Stimuluses (Stimuli?) don’t work from an economics PoV.
As blogged here, it may sounds good…
An economist named John Maynard Keynes argued that the economy could be boosted if the government borrowed money and spent it. According to this Keynesian approach, this new spending would put money in people’s pockets, and the recipients of the funds would then spend the money. This would, according to the theory, “prime the pump” as the money began circulating through the economy. The Keynesians also said that some tax cuts — particularly lump-sum rebates — could have the same impact since the purpose is to have the government borrow and somehow put the money in the hands of people who will spend it.
…but it has a flaw:
It overlooks the fact that, in the real world, government can’t inject money into the economy without first taking money out of the economy.
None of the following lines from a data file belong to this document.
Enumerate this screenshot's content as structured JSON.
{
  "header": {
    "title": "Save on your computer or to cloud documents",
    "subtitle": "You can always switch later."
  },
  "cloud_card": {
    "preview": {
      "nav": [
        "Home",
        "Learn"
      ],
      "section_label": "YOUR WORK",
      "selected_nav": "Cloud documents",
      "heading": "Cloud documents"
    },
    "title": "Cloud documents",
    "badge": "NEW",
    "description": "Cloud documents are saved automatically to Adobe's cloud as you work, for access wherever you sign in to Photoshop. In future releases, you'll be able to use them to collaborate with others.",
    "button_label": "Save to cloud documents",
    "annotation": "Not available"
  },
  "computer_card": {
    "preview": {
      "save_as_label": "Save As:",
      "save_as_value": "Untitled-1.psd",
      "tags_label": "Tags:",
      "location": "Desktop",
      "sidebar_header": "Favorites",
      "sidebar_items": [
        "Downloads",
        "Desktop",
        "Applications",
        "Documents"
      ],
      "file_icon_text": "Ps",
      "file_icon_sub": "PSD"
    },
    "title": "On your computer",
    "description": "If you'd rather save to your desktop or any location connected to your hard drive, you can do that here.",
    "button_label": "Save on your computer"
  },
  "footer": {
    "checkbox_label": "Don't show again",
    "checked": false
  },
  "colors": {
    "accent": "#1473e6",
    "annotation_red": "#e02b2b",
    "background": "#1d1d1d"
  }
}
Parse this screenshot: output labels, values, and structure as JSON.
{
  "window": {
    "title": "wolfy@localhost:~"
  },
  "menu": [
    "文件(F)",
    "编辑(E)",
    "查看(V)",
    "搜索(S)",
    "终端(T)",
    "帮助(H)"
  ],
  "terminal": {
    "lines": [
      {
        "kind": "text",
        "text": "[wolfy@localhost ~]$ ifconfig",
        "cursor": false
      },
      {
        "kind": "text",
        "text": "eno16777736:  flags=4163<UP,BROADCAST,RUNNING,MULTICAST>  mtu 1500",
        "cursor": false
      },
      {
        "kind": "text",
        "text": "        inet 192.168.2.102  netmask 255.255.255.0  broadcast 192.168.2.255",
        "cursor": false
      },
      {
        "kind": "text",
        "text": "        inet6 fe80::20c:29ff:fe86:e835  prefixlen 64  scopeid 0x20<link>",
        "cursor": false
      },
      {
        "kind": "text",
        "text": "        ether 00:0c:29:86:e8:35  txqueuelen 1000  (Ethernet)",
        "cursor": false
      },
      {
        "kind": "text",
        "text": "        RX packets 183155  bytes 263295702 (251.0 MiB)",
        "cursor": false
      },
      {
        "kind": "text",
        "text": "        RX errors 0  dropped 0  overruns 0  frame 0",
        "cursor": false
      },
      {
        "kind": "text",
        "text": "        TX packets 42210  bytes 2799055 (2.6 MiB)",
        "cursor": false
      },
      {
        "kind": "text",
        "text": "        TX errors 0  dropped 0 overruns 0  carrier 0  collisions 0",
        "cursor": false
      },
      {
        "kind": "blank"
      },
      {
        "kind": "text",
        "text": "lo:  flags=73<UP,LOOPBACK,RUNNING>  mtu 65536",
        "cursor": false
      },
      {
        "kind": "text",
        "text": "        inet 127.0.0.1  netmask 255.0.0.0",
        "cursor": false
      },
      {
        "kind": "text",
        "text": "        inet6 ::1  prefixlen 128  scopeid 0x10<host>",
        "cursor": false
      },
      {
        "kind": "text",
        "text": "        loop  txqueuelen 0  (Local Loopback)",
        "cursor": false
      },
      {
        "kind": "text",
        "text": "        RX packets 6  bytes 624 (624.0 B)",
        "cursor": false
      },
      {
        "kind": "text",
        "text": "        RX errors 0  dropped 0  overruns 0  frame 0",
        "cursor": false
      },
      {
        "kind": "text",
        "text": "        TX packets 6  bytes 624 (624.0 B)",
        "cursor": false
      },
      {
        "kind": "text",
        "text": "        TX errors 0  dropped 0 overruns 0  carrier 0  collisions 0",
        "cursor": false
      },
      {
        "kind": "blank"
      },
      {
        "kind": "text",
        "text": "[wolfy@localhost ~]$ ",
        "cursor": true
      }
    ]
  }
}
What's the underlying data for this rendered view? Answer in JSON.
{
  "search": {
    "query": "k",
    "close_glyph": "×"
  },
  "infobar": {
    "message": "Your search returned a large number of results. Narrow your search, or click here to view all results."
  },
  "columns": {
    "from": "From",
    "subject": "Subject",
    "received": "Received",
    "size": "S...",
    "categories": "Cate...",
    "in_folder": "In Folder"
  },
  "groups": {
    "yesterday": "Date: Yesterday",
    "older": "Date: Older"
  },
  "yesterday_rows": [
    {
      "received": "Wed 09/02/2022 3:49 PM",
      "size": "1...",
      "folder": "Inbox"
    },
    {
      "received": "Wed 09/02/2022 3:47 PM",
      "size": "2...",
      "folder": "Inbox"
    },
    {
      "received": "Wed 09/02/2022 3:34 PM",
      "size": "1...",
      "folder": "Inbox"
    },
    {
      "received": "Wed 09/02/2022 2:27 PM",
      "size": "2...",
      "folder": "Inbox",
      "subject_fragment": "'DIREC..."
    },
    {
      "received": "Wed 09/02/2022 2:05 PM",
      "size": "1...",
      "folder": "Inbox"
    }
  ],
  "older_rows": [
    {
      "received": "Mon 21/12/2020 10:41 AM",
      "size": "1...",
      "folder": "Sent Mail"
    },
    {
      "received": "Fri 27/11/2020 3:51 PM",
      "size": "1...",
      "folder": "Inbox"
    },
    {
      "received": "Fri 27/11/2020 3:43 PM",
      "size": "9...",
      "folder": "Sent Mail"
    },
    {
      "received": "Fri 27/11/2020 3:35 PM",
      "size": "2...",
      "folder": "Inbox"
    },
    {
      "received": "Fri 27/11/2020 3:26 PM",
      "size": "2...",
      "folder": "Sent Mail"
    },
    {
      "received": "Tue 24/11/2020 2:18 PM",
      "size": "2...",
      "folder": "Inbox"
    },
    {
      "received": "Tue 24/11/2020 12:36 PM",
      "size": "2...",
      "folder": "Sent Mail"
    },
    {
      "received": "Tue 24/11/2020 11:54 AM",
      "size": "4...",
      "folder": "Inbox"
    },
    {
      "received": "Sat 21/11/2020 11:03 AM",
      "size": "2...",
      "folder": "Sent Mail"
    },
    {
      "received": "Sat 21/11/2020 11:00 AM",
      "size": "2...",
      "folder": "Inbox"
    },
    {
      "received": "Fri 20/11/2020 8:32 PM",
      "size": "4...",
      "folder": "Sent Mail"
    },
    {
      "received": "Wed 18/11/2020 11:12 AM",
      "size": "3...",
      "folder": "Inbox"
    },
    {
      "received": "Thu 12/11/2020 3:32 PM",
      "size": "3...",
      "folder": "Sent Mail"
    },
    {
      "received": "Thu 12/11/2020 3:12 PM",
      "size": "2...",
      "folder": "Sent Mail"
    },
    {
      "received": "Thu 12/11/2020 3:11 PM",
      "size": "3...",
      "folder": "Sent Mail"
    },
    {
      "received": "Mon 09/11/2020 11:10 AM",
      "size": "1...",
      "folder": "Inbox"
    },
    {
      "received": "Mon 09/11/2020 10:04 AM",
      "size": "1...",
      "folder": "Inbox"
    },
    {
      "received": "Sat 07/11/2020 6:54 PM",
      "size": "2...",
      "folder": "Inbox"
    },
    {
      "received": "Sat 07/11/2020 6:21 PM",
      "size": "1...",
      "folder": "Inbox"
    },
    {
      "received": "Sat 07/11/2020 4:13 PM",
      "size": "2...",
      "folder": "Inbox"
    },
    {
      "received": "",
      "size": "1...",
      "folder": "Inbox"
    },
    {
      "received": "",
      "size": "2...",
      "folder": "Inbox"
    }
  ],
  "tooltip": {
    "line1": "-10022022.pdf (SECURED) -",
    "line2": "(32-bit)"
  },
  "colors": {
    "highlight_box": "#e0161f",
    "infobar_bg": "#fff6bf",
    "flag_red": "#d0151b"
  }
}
Put more bluntly, Keynesianism only looks at one-half of the equation. It conveniently ignores the fact that any money that the government puts in the economy’s right pocket is money that is first removed from the economy’s left pocket. As such, there is no increase in what Keynesians refer to as aggregate demand. The bottom line is that Keynesianism doesn’t boost national income, it merely redistributes it.
Economics is hard to understand and is poorly taught in the US. The Macro-Economist oversell it predictive and proscriptive qualities. It should be no surprise therefore that junk economics is consider public policy “common sense”.
Update: Here’s question: Is there a non-economic effect of a Stimulus Package that can lead to a positive economic outcome (keeping opportunity costs in mind)?